Generally speaking, massive tax increase proposals are met with unfettered rage.

From the Boston Tea Party of 1773 to the political Tea Party movement beginning in 2009, Americans have demonstrated time and again that they don’t like taxes and never have.

Knowing this, it is curious that former President Donald J. Trump recently took to the airwaves and endorsed levying a massive universal baseline tariff on all imported goods. “When companies come in and they dump their products in the United States, they should pay, automatically, let’s say a 10 percent tax … I do like the 10 percent for everybody,” he announced.

If instituted, this would be the minimum. It would obviously reach much higher for some countries that draw his ire, and would boil down to a massive tax hike on everyday Americans. While Trump is not president—at least not yet—and has no current power to enact these tariffs, this proposal should concern Americans. Thankfully, many scholars have decried the plan as ridiculously misguided, and for good reason: Tariffs are taxes, and this one would be a doozy.

As it stands, the average tariff on imported goods is about 3 percent, according to The Washington Post. Drastically increasing this could have disastrous effects on an economy dealing with nagging inflation and would come at the expense of American consumers. “A tariff of that scope and size would impose a massive tax on the folks who it intends to help,” explained Paul Winfree, an economist who served in the Trump administration.

When tariffs are levied on imported products or even raw materials, companies are forced to bake those costs into their prices to keep from going bankrupt, and then they pass them onto consumers. Like all taxes, there’s the potential to harm the economy, and there’s plenty of evidence that it does.

“The Trump administration imposed nearly $80 billion worth of new taxes on Americans by levying tariffs on thousands of products valued at approximately $380 billion in 2018 and 2019, amounting to one of the largest tax increases in decades,” the Tax Foundation noted.

“We estimate the tariffs still in effect will reduce long-run GDP by 0.21 percent, wages by 0.14 percent, and employment by 166,000 full-time equivalent jobs,” the Tax Foundation concluded. This is substantial, but an across the board 10-percent baseline tax on imports would be even more disastrous. Trump’s universal baseline tariff plan would essentially be a $300-billion a year tax hike, per a recent estimate.

Despite this, there are some who applaud Trump’s position on tariffs. In fact, a Wall Street Journal essay recently and very surprisingly endorsed it. “Taxing imported goods is unpopular with economists,” the author admitted, “but it could help the U.S. lower the trade deficit, strengthen its industrial base and safeguard national security.”

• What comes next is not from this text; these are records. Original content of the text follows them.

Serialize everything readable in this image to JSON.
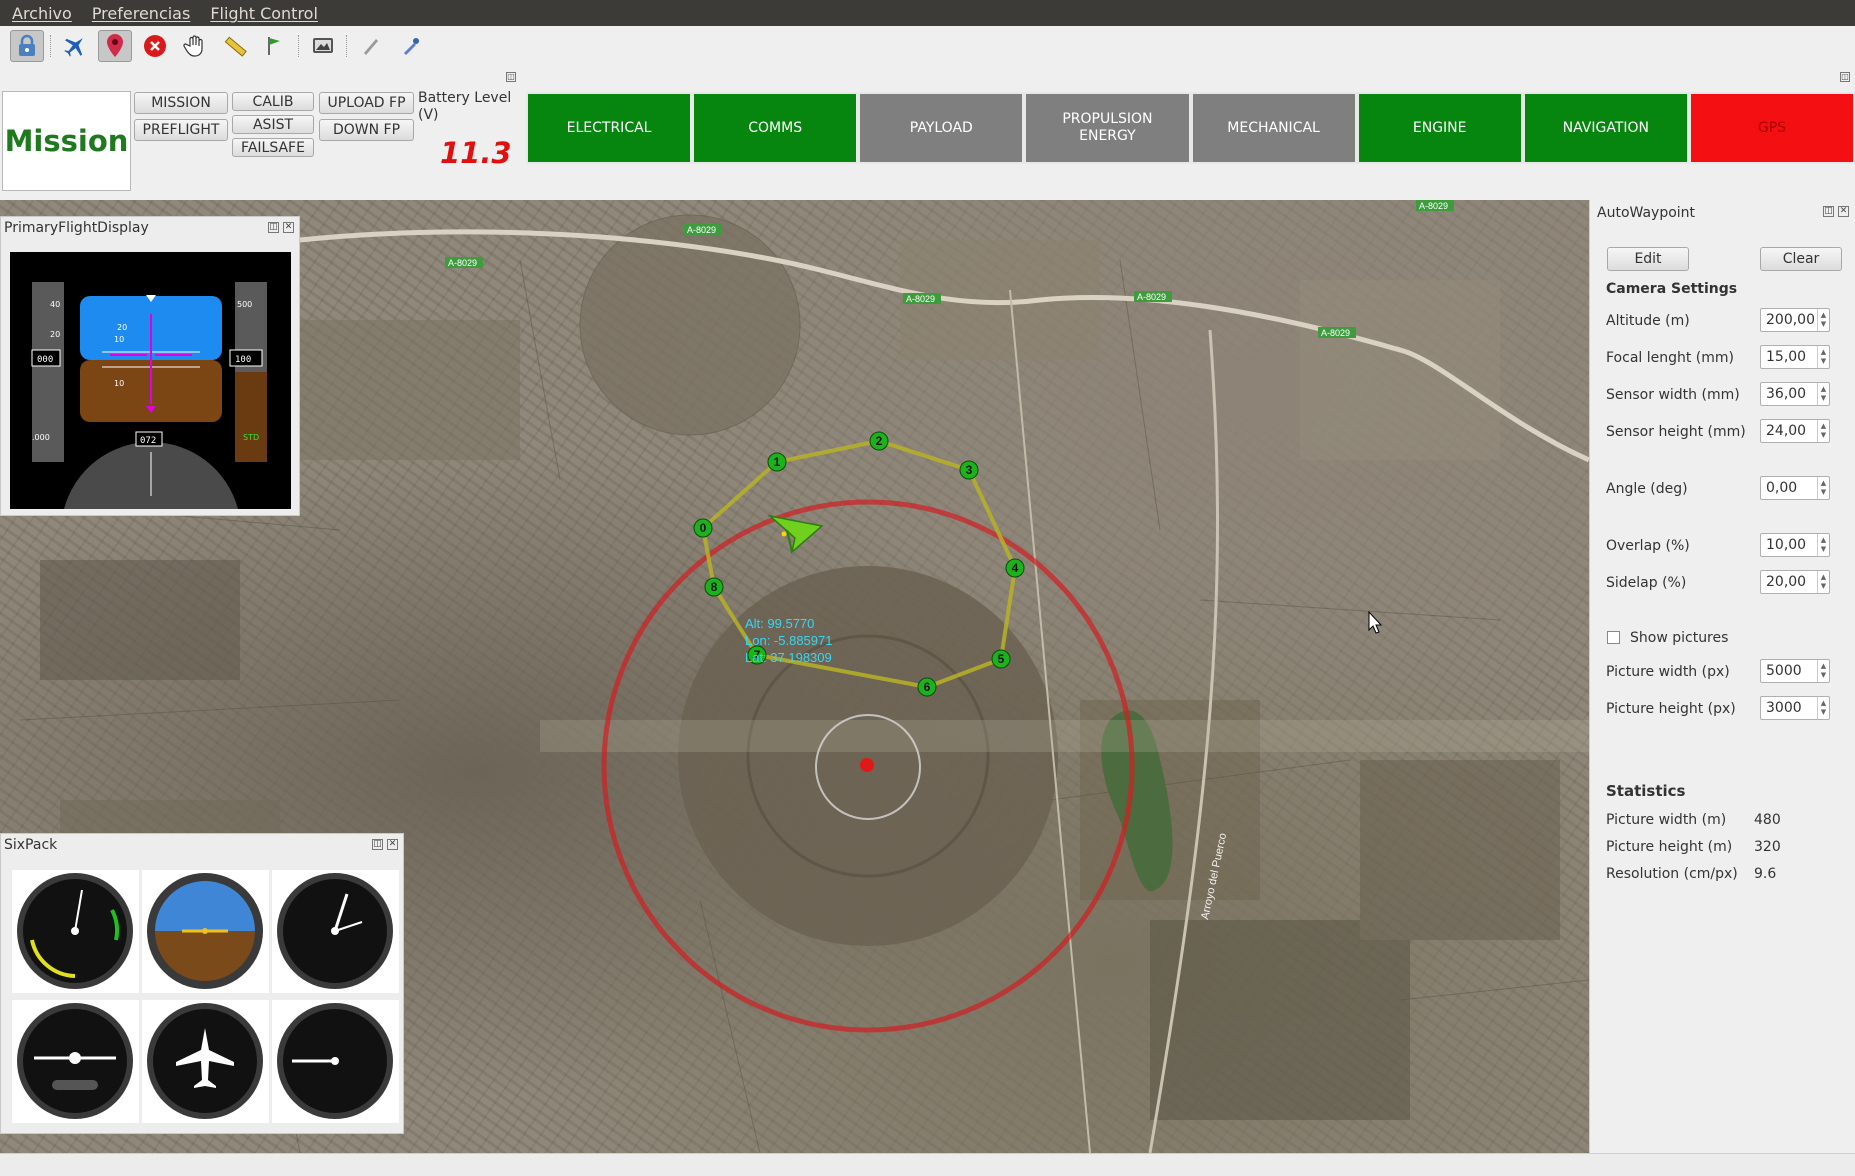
{
  "menu": [
    "Archivo",
    "Preferencias",
    "Flight Control"
  ],
  "toolbar": {
    "icons": [
      "lock-icon",
      "airplane-icon",
      "map-pin-icon",
      "stop-icon",
      "hand-icon",
      "ruler-icon",
      "flag-icon",
      "screenshot-icon",
      "feather-icon",
      "dropper-icon"
    ]
  },
  "mission": {
    "title": "Mission",
    "buttons": [
      "MISSION",
      "PREFLIGHT",
      "CALIB",
      "ASIST",
      "FAILSAFE",
      "UPLOAD FP",
      "DOWN FP"
    ]
  },
  "battery": {
    "label": "Battery Level (V)",
    "value": "11.3"
  },
  "status_tiles": [
    {
      "label": "ELECTRICAL",
      "state": "green"
    },
    {
      "label": "COMMS",
      "state": "green"
    },
    {
      "label": "PAYLOAD",
      "state": "gray"
    },
    {
      "label": "PROPULSION ENERGY",
      "state": "gray"
    },
    {
      "label": "MECHANICAL",
      "state": "gray"
    },
    {
      "label": "ENGINE",
      "state": "green"
    },
    {
      "label": "NAVIGATION",
      "state": "green"
    },
    {
      "label": "GPS",
      "state": "red"
    }
  ],
  "colors": {
    "ok": "#07860f",
    "warn": "#7f7f7f",
    "err": "#f40f12",
    "mission_text": "#1f7a1f",
    "battery": "#e01010"
  },
  "map": {
    "road_labels": [
      "A-8029",
      "A-8029",
      "A-8029",
      "A-8029",
      "A-8029",
      "A-8029",
      "A-8029"
    ],
    "stream_label": "Arroyo del Puerco",
    "waypoints": [
      "0",
      "1",
      "2",
      "3",
      "4",
      "5",
      "6",
      "7",
      "8"
    ],
    "telemetry": {
      "alt": "Alt: 99.5770",
      "lon": "Lon: -5.885971",
      "lat": "Lat: 37.198309"
    }
  },
  "pfd": {
    "title": "PrimaryFlightDisplay",
    "speed": "000",
    "altitude": "100",
    "heading": "072",
    "baro": ".000",
    "std": "STD",
    "speed_ticks": [
      "40",
      "20"
    ],
    "alt_ticks": [
      "500"
    ],
    "pitch_ticks": [
      "20",
      "10",
      "10"
    ]
  },
  "sixpack": {
    "title": "SixPack",
    "gauges": [
      "airspeed-gauge",
      "attitude-gauge",
      "altimeter-gauge",
      "turn-coordinator-gauge",
      "heading-gauge",
      "vertical-speed-gauge"
    ]
  },
  "autowaypoint": {
    "title": "AutoWaypoint",
    "edit": "Edit",
    "clear": "Clear",
    "camera_settings": "Camera Settings",
    "fields": [
      {
        "label": "Altitude (m)",
        "value": "200,00"
      },
      {
        "label": "Focal lenght (mm)",
        "value": "15,00"
      },
      {
        "label": "Sensor width (mm)",
        "value": "36,00"
      },
      {
        "label": "Sensor height (mm)",
        "value": "24,00"
      },
      {
        "label": "Angle (deg)",
        "value": "0,00"
      },
      {
        "label": "Overlap (%)",
        "value": "10,00"
      },
      {
        "label": "Sidelap (%)",
        "value": "20,00"
      }
    ],
    "show_pictures": "Show pictures",
    "picture_fields": [
      {
        "label": "Picture width (px)",
        "value": "5000"
      },
      {
        "label": "Picture height (px)",
        "value": "3000"
      }
    ],
    "statistics": "Statistics",
    "stats": [
      {
        "label": "Picture width (m)",
        "value": "480"
      },
      {
        "label": "Picture height (m)",
        "value": "320"
      },
      {
        "label": "Resolution (cm/px)",
        "value": "9.6"
      }
    ]
  }
}
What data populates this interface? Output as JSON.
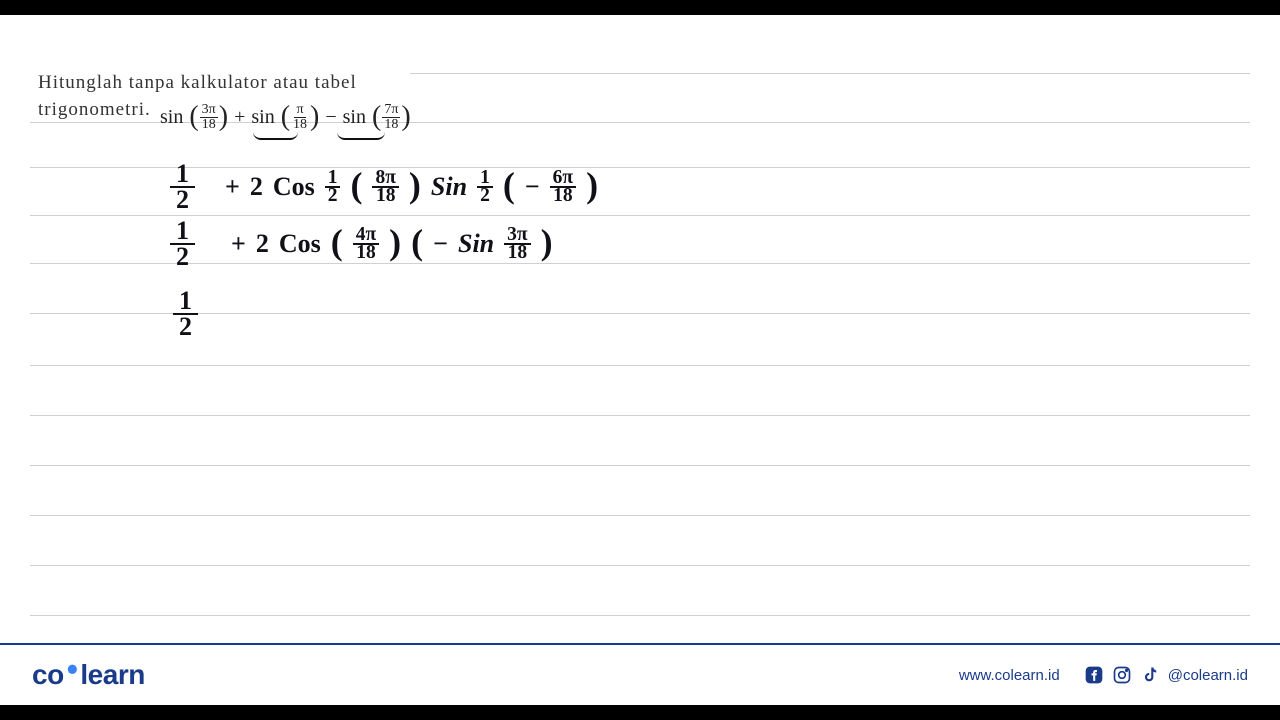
{
  "problem": {
    "line1": "Hitunglah tanpa kalkulator atau tabel",
    "line2": "trigonometri."
  },
  "formula": {
    "fn": "sin",
    "t1_num": "3π",
    "t1_den": "18",
    "plus": "+",
    "t2_num": "π",
    "t2_den": "18",
    "minus": "−",
    "t3_num": "7π",
    "t3_den": "18"
  },
  "hand": {
    "row1_half_num": "1",
    "row1_half_den": "2",
    "row1_plus": "+",
    "row1_two": "2",
    "row1_cos": "Cos",
    "row1_half2_num": "1",
    "row1_half2_den": "2",
    "row1_a_num": "8π",
    "row1_a_den": "18",
    "row1_sin": "Sin",
    "row1_half3_num": "1",
    "row1_half3_den": "2",
    "row1_neg": "−",
    "row1_b_num": "6π",
    "row1_b_den": "18",
    "row2_half_num": "1",
    "row2_half_den": "2",
    "row2_plus": "+",
    "row2_two": "2",
    "row2_cos": "Cos",
    "row2_a_num": "4π",
    "row2_a_den": "18",
    "row2_neg": "−",
    "row2_sin": "Sin",
    "row2_b_num": "3π",
    "row2_b_den": "18",
    "row3_half_num": "1",
    "row3_half_den": "2"
  },
  "footer": {
    "logo_co": "co",
    "logo_dot": "•",
    "logo_learn": "learn",
    "url": "www.colearn.id",
    "handle": "@colearn.id"
  }
}
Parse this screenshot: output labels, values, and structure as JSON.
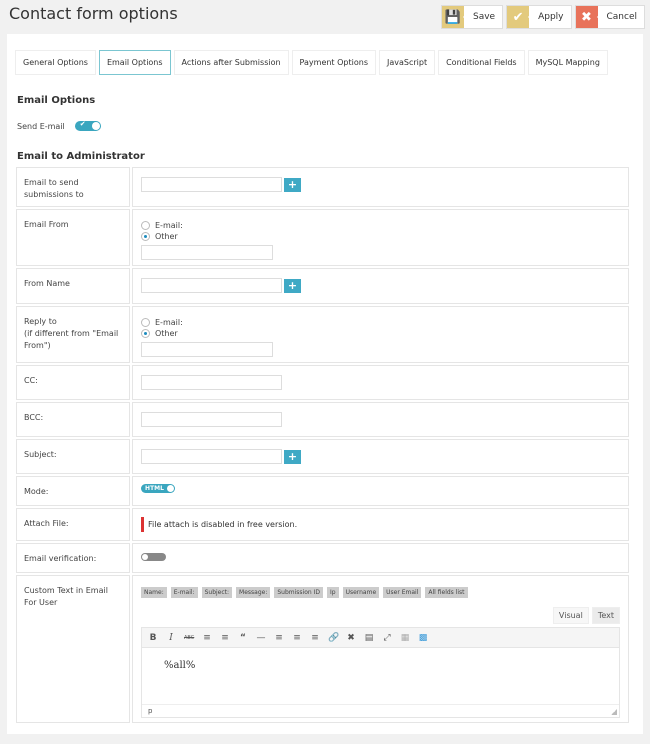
{
  "header": {
    "title": "Contact form options"
  },
  "toolbar": {
    "save": "Save",
    "apply": "Apply",
    "cancel": "Cancel"
  },
  "tabs": [
    {
      "label": "General Options"
    },
    {
      "label": "Email Options",
      "active": true
    },
    {
      "label": "Actions after Submission"
    },
    {
      "label": "Payment Options"
    },
    {
      "label": "JavaScript"
    },
    {
      "label": "Conditional Fields"
    },
    {
      "label": "MySQL Mapping"
    }
  ],
  "email_options": {
    "heading": "Email Options",
    "send_email_label": "Send E-mail",
    "send_email_on": true
  },
  "admin": {
    "heading": "Email to Administrator",
    "rows": {
      "submissions_to": "Email to send submissions to",
      "email_from": "Email From",
      "from_name": "From Name",
      "reply_to": "Reply to\n(if different from \"Email From\")",
      "cc": "CC:",
      "bcc": "BCC:",
      "subject": "Subject:",
      "mode": "Mode:",
      "attach_file": "Attach File:",
      "email_verification": "Email verification:",
      "custom_text": "Custom Text in Email For User"
    },
    "radio_email": "E-mail:",
    "radio_other": "Other",
    "mode_value": "HTML",
    "attach_notice": "File attach is disabled in free version.",
    "email_verification_on": false,
    "tags": [
      "Name:",
      "E-mail:",
      "Subject:",
      "Message:",
      "Submission ID",
      "Ip",
      "Username",
      "User Email",
      "All fields list"
    ],
    "editor": {
      "visual": "Visual",
      "text": "Text",
      "content": "%all%",
      "status": "p"
    }
  }
}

In short, the piece argues that increased taxes are good for the government—allowing it to provide more public services—and tariffs, which are a form of taxation, are an effective method of browbeating the private market into bending to the government’s will, while curtailing our trade deficit.

A trade deficit occurs when a country spends more money on imports than other countries spend on our exports. The United States’ trade deficit for the month of August was about $58 billion, which is considerable, but as the Cato Institute notes, it’s not necessarily a bad thing: “What matters to the economy is not the difference between imports and exports but the extent to which Americans are free to benefit from the efficiencies, opportunities and consumer choice created in an economy open to world trade.”

Moreover, a trade deficit doesn’t necessarily pose a national security threat. In 2022, we had a trade deficit of $131 billion with Mexico. Does the fact that we have access to cheap, quality avocados year-round from Mexico represent a threat to America’s ability to defend itself? Of course not.

It’s important for the United States to have a strong domestic industrial base so that we are capable of seeing to our needs during times of emergency, but it’s also important to understand that we do not have access to every natural resource, nor are we able to produce some goods as efficiently as other countries.

Trump’s plan doesn’t discriminate in these cases. It would impose a 10-percent minimum tariff on every country, product and resource. This effectively is using a hatchet rather than a scalpel on a complex issue. In the end, it would simply limit consumer choices and access to important goods and lead to higher prices.

Give Trump and The Wall Street Journal writer credit for calling this what it would be: a tax. While I am not suggesting Americans respond by brandishing pitchforks and torches and dumping goods into Boston harbor, they should understand how devastating this plan could be.